---------- Data excerpts
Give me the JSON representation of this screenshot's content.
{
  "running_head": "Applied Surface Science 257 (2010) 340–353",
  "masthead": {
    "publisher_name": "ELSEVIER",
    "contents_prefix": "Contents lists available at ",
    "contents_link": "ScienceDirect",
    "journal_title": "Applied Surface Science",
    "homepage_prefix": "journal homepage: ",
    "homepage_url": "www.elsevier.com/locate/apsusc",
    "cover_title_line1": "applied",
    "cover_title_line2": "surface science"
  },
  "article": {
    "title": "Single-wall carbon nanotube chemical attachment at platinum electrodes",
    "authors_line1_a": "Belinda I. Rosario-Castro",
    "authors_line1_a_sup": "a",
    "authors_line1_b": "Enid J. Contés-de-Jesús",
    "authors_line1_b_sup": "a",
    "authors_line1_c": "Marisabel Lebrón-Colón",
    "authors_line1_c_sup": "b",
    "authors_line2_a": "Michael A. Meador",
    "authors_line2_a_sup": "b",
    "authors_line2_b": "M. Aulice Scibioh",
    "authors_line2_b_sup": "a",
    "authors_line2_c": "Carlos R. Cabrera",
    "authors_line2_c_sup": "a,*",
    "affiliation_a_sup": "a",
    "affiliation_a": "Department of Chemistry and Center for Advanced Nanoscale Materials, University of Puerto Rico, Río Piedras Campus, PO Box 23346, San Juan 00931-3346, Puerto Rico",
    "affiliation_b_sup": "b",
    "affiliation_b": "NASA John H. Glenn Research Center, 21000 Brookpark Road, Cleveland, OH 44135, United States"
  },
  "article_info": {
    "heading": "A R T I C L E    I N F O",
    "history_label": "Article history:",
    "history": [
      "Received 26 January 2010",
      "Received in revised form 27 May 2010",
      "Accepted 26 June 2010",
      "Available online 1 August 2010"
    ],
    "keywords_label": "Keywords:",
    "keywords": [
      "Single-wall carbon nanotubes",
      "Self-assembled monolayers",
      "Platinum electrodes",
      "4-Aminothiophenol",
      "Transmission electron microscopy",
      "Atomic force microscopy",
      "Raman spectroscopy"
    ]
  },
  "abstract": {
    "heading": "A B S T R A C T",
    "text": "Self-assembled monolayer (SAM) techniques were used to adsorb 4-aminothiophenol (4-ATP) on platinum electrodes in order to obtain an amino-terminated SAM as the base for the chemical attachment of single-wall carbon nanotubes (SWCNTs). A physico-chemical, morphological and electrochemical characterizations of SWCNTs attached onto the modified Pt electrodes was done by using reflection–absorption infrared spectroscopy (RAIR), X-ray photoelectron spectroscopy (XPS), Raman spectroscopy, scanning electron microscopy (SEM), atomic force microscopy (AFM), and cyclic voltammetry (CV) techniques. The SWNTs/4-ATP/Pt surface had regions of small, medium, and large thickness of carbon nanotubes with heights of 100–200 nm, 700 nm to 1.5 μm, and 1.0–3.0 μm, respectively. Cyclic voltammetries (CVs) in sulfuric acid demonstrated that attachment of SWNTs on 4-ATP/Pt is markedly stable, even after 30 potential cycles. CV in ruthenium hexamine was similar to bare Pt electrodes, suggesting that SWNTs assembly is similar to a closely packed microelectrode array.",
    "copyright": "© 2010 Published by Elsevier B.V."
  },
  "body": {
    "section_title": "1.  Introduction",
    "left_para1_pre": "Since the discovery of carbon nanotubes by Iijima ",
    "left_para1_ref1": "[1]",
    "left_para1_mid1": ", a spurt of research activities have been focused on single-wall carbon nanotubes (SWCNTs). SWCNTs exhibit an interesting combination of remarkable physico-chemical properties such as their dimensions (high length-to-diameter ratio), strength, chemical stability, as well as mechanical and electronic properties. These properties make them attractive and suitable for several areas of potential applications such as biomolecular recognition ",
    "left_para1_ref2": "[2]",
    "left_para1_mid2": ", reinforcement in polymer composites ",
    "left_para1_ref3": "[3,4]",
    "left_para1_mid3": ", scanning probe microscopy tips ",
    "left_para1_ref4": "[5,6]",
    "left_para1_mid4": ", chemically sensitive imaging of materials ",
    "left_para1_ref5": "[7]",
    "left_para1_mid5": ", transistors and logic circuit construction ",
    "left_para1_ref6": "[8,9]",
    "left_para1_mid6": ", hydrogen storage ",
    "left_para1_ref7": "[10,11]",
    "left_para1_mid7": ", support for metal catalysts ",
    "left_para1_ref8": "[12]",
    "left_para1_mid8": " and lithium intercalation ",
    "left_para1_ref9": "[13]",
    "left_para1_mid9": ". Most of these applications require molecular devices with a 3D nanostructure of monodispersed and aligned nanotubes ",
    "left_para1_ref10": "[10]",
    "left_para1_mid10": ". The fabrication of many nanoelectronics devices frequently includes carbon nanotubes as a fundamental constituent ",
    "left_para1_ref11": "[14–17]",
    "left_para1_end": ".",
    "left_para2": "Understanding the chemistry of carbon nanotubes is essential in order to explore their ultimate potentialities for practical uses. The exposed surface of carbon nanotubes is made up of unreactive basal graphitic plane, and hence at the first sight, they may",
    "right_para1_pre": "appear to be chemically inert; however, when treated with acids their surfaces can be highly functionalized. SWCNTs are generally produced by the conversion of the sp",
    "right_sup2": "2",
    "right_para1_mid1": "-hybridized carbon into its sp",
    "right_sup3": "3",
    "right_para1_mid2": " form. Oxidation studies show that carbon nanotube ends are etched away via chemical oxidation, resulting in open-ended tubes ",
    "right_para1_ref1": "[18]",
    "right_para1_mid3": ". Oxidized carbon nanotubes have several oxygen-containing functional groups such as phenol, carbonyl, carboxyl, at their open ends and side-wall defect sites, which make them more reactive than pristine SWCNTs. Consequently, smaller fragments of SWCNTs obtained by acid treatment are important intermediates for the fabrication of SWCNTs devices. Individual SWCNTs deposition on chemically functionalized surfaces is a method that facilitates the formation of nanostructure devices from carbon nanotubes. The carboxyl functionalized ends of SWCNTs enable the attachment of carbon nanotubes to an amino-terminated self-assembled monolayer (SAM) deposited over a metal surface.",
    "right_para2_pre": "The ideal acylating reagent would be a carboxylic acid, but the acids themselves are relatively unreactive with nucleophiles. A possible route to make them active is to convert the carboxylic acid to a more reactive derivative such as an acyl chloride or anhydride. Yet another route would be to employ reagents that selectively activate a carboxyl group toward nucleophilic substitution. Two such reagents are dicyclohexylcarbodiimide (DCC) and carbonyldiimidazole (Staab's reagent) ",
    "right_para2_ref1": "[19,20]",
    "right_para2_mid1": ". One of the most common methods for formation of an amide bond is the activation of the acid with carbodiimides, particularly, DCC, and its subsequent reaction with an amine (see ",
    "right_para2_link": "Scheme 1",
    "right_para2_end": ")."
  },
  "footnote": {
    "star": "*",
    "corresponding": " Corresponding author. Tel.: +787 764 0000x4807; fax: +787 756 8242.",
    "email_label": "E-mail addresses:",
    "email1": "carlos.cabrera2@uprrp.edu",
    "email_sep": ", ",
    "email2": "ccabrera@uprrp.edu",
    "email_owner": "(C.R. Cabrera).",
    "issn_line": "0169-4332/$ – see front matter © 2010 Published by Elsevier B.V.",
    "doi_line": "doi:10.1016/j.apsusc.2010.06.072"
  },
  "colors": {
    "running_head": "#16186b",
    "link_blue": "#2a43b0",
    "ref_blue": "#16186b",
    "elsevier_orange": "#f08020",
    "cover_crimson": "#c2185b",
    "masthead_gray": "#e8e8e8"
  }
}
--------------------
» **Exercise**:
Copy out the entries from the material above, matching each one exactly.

» **Output for this exercise**:
Give me the JSON representation of this screenshot's content.
{
  "running_head": "Applied Surface Science 257 (2010) 340–353",
  "masthead": {
    "publisher_name": "ELSEVIER",
    "contents_prefix": "Contents lists available at ",
    "contents_link": "ScienceDirect",
    "journal_title": "Applied Surface Science",
    "homepage_prefix": "journal homepage: ",
    "homepage_url": "www.elsevier.com/locate/apsusc",
    "cover_title_line1": "applied",
    "cover_title_line2": "surface science"
  },
  "article": {
    "title": "Single-wall carbon nanotube chemical attachment at platinum electrodes",
    "authors_line1_a": "Belinda I. Rosario-Castro",
    "authors_line1_a_sup": "a",
    "authors_line1_b": "Enid J. Contés-de-Jesús",
    "authors_line1_b_sup": "a",
    "authors_line1_c": "Marisabel Lebrón-Colón",
    "authors_line1_c_sup": "b",
    "authors_line2_a": "Michael A. Meador",
    "authors_line2_a_sup": "b",
    "authors_line2_b": "M. Aulice Scibioh",
    "authors_line2_b_sup": "a",
    "authors_line2_c": "Carlos R. Cabrera",
    "authors_line2_c_sup": "a,*",
    "affiliation_a_sup": "a",
    "affiliation_a": "Department of Chemistry and Center for Advanced Nanoscale Materials, University of Puerto Rico, Río Piedras Campus, PO Box 23346, San Juan 00931-3346, Puerto Rico",
    "affiliation_b_sup": "b",
    "affiliation_b": "NASA John H. Glenn Research Center, 21000 Brookpark Road, Cleveland, OH 44135, United States"
  },
  "article_info": {
    "heading": "A R T I C L E    I N F O",
    "history_label": "Article history:",
    "history": [
      "Received 26 January 2010",
      "Received in revised form 27 May 2010",
      "Accepted 26 June 2010",
      "Available online 1 August 2010"
    ],
    "keywords_label": "Keywords:",
    "keywords": [
      "Single-wall carbon nanotubes",
      "Self-assembled monolayers",
      "Platinum electrodes",
      "4-Aminothiophenol",
      "Transmission electron microscopy",
      "Atomic force microscopy",
      "Raman spectroscopy"
    ]
  },
  "abstract": {
    "heading": "A B S T R A C T",
    "text": "Self-assembled monolayer (SAM) techniques were used to adsorb 4-aminothiophenol (4-ATP) on platinum electrodes in order to obtain an amino-terminated SAM as the base for the chemical attachment of single-wall carbon nanotubes (SWCNTs). A physico-chemical, morphological and electrochemical characterizations of SWCNTs attached onto the modified Pt electrodes was done by using reflection–absorption infrared spectroscopy (RAIR), X-ray photoelectron spectroscopy (XPS), Raman spectroscopy, scanning electron microscopy (SEM), atomic force microscopy (AFM), and cyclic voltammetry (CV) techniques. The SWNTs/4-ATP/Pt surface had regions of small, medium, and large thickness of carbon nanotubes with heights of 100–200 nm, 700 nm to 1.5 μm, and 1.0–3.0 μm, respectively. Cyclic voltammetries (CVs) in sulfuric acid demonstrated that attachment of SWNTs on 4-ATP/Pt is markedly stable, even after 30 potential cycles. CV in ruthenium hexamine was similar to bare Pt electrodes, suggesting that SWNTs assembly is similar to a closely packed microelectrode array.",
    "copyright": "© 2010 Published by Elsevier B.V."
  },
  "body": {
    "section_title": "1.  Introduction",
    "left_para1_pre": "Since the discovery of carbon nanotubes by Iijima ",
    "left_para1_ref1": "[1]",
    "left_para1_mid1": ", a spurt of research activities have been focused on single-wall carbon nanotubes (SWCNTs). SWCNTs exhibit an interesting combination of remarkable physico-chemical properties such as their dimensions (high length-to-diameter ratio), strength, chemical stability, as well as mechanical and electronic properties. These properties make them attractive and suitable for several areas of potential applications such as biomolecular recognition ",
    "left_para1_ref2": "[2]",
    "left_para1_mid2": ", reinforcement in polymer composites ",
    "left_para1_ref3": "[3,4]",
    "left_para1_mid3": ", scanning probe microscopy tips ",
    "left_para1_ref4": "[5,6]",
    "left_para1_mid4": ", chemically sensitive imaging of materials ",
    "left_para1_ref5": "[7]",
    "left_para1_mid5": ", transistors and logic circuit construction ",
    "left_para1_ref6": "[8,9]",
    "left_para1_mid6": ", hydrogen storage ",
    "left_para1_ref7": "[10,11]",
    "left_para1_mid7": ", support for metal catalysts ",
    "left_para1_ref8": "[12]",
    "left_para1_mid8": " and lithium intercalation ",
    "left_para1_ref9": "[13]",
    "left_para1_mid9": ". Most of these applications require molecular devices with a 3D nanostructure of monodispersed and aligned nanotubes ",
    "left_para1_ref10": "[10]",
    "left_para1_mid10": ". The fabrication of many nanoelectronics devices frequently includes carbon nanotubes as a fundamental constituent ",
    "left_para1_ref11": "[14–17]",
    "left_para1_end": ".",
    "left_para2": "Understanding the chemistry of carbon nanotubes is essential in order to explore their ultimate potentialities for practical uses. The exposed surface of carbon nanotubes is made up of unreactive basal graphitic plane, and hence at the first sight, they may",
    "right_para1_pre": "appear to be chemically inert; however, when treated with acids their surfaces can be highly functionalized. SWCNTs are generally produced by the conversion of the sp",
    "right_sup2": "2",
    "right_para1_mid1": "-hybridized carbon into its sp",
    "right_sup3": "3",
    "right_para1_mid2": " form. Oxidation studies show that carbon nanotube ends are etched away via chemical oxidation, resulting in open-ended tubes ",
    "right_para1_ref1": "[18]",
    "right_para1_mid3": ". Oxidized carbon nanotubes have several oxygen-containing functional groups such as phenol, carbonyl, carboxyl, at their open ends and side-wall defect sites, which make them more reactive than pristine SWCNTs. Consequently, smaller fragments of SWCNTs obtained by acid treatment are important intermediates for the fabrication of SWCNTs devices. Individual SWCNTs deposition on chemically functionalized surfaces is a method that facilitates the formation of nanostructure devices from carbon nanotubes. The carboxyl functionalized ends of SWCNTs enable the attachment of carbon nanotubes to an amino-terminated self-assembled monolayer (SAM) deposited over a metal surface.",
    "right_para2_pre": "The ideal acylating reagent would be a carboxylic acid, but the acids themselves are relatively unreactive with nucleophiles. A possible route to make them active is to convert the carboxylic acid to a more reactive derivative such as an acyl chloride or anhydride. Yet another route would be to employ reagents that selectively activate a carboxyl group toward nucleophilic substitution. Two such reagents are dicyclohexylcarbodiimide (DCC) and carbonyldiimidazole (Staab's reagent) ",
    "right_para2_ref1": "[19,20]",
    "right_para2_mid1": ". One of the most common methods for formation of an amide bond is the activation of the acid with carbodiimides, particularly, DCC, and its subsequent reaction with an amine (see ",
    "right_para2_link": "Scheme 1",
    "right_para2_end": ")."
  },
  "footnote": {
    "star": "*",
    "corresponding": " Corresponding author. Tel.: +787 764 0000x4807; fax: +787 756 8242.",
    "email_label": "E-mail addresses:",
    "email1": "carlos.cabrera2@uprrp.edu",
    "email_sep": ", ",
    "email2": "ccabrera@uprrp.edu",
    "email_owner": "(C.R. Cabrera).",
    "issn_line": "0169-4332/$ – see front matter © 2010 Published by Elsevier B.V.",
    "doi_line": "doi:10.1016/j.apsusc.2010.06.072"
  },
  "colors": {
    "running_head": "#16186b",
    "link_blue": "#2a43b0",
    "ref_blue": "#16186b",
    "elsevier_orange": "#f08020",
    "cover_crimson": "#c2185b",
    "masthead_gray": "#e8e8e8"
  }
}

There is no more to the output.